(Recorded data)
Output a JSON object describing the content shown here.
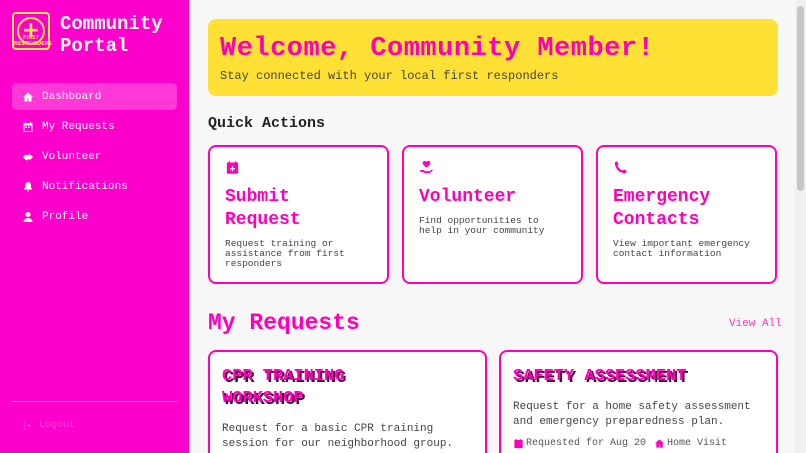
{
  "brand": {
    "line1": "Community",
    "line2": "Portal",
    "logo_symbol": "+",
    "logo_text": "FIRST RESPONDERS"
  },
  "nav": [
    {
      "label": "Dashboard",
      "icon": "home-icon",
      "active": true
    },
    {
      "label": "My Requests",
      "icon": "calendar-icon",
      "active": false
    },
    {
      "label": "Volunteer",
      "icon": "handshake-icon",
      "active": false
    },
    {
      "label": "Notifications",
      "icon": "bell-icon",
      "active": false
    },
    {
      "label": "Profile",
      "icon": "user-icon",
      "active": false
    }
  ],
  "logout_label": "Logout",
  "welcome": {
    "title": "Welcome, Community Member!",
    "subtitle": "Stay connected with your local first responders"
  },
  "quick_actions": {
    "title": "Quick Actions",
    "cards": [
      {
        "title_line1": "Submit",
        "title_line2": "Request",
        "desc": "Request training or assistance from first responders",
        "icon": "calendar-plus-icon"
      },
      {
        "title_line1": "Volunteer",
        "title_line2": "",
        "desc": "Find opportunities to help in your community",
        "icon": "hand-heart-icon"
      },
      {
        "title_line1": "Emergency",
        "title_line2": "Contacts",
        "desc": "View important emergency contact information",
        "icon": "phone-icon"
      }
    ]
  },
  "requests": {
    "title": "My Requests",
    "view_all": "View All",
    "cards": [
      {
        "title_line1": "CPR TRAINING",
        "title_line2": "WORKSHOP",
        "desc": "Request for a basic CPR training session for our neighborhood group."
      },
      {
        "title_line1": "SAFETY ASSESSMENT",
        "title_line2": "",
        "desc": "Request for a home safety assessment and emergency preparedness plan.",
        "date": "Requested for Aug 20",
        "type": "Home Visit"
      }
    ]
  },
  "colors": {
    "sidebar": "#ff00cc",
    "accent": "#ff00b8",
    "banner": "#ffe135"
  }
}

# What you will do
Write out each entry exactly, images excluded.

# Written reply
Output a JSON object describing the content shown here.
{
  "brand": {
    "line1": "Community",
    "line2": "Portal",
    "logo_symbol": "+",
    "logo_text": "FIRST RESPONDERS"
  },
  "nav": [
    {
      "label": "Dashboard",
      "icon": "home-icon",
      "active": true
    },
    {
      "label": "My Requests",
      "icon": "calendar-icon",
      "active": false
    },
    {
      "label": "Volunteer",
      "icon": "handshake-icon",
      "active": false
    },
    {
      "label": "Notifications",
      "icon": "bell-icon",
      "active": false
    },
    {
      "label": "Profile",
      "icon": "user-icon",
      "active": false
    }
  ],
  "logout_label": "Logout",
  "welcome": {
    "title": "Welcome, Community Member!",
    "subtitle": "Stay connected with your local first responders"
  },
  "quick_actions": {
    "title": "Quick Actions",
    "cards": [
      {
        "title_line1": "Submit",
        "title_line2": "Request",
        "desc": "Request training or assistance from first responders",
        "icon": "calendar-plus-icon"
      },
      {
        "title_line1": "Volunteer",
        "title_line2": "",
        "desc": "Find opportunities to help in your community",
        "icon": "hand-heart-icon"
      },
      {
        "title_line1": "Emergency",
        "title_line2": "Contacts",
        "desc": "View important emergency contact information",
        "icon": "phone-icon"
      }
    ]
  },
  "requests": {
    "title": "My Requests",
    "view_all": "View All",
    "cards": [
      {
        "title_line1": "CPR TRAINING",
        "title_line2": "WORKSHOP",
        "desc": "Request for a basic CPR training session for our neighborhood group."
      },
      {
        "title_line1": "SAFETY ASSESSMENT",
        "title_line2": "",
        "desc": "Request for a home safety assessment and emergency preparedness plan.",
        "date": "Requested for Aug 20",
        "type": "Home Visit"
      }
    ]
  },
  "colors": {
    "sidebar": "#ff00cc",
    "accent": "#ff00b8",
    "banner": "#ffe135"
  }
}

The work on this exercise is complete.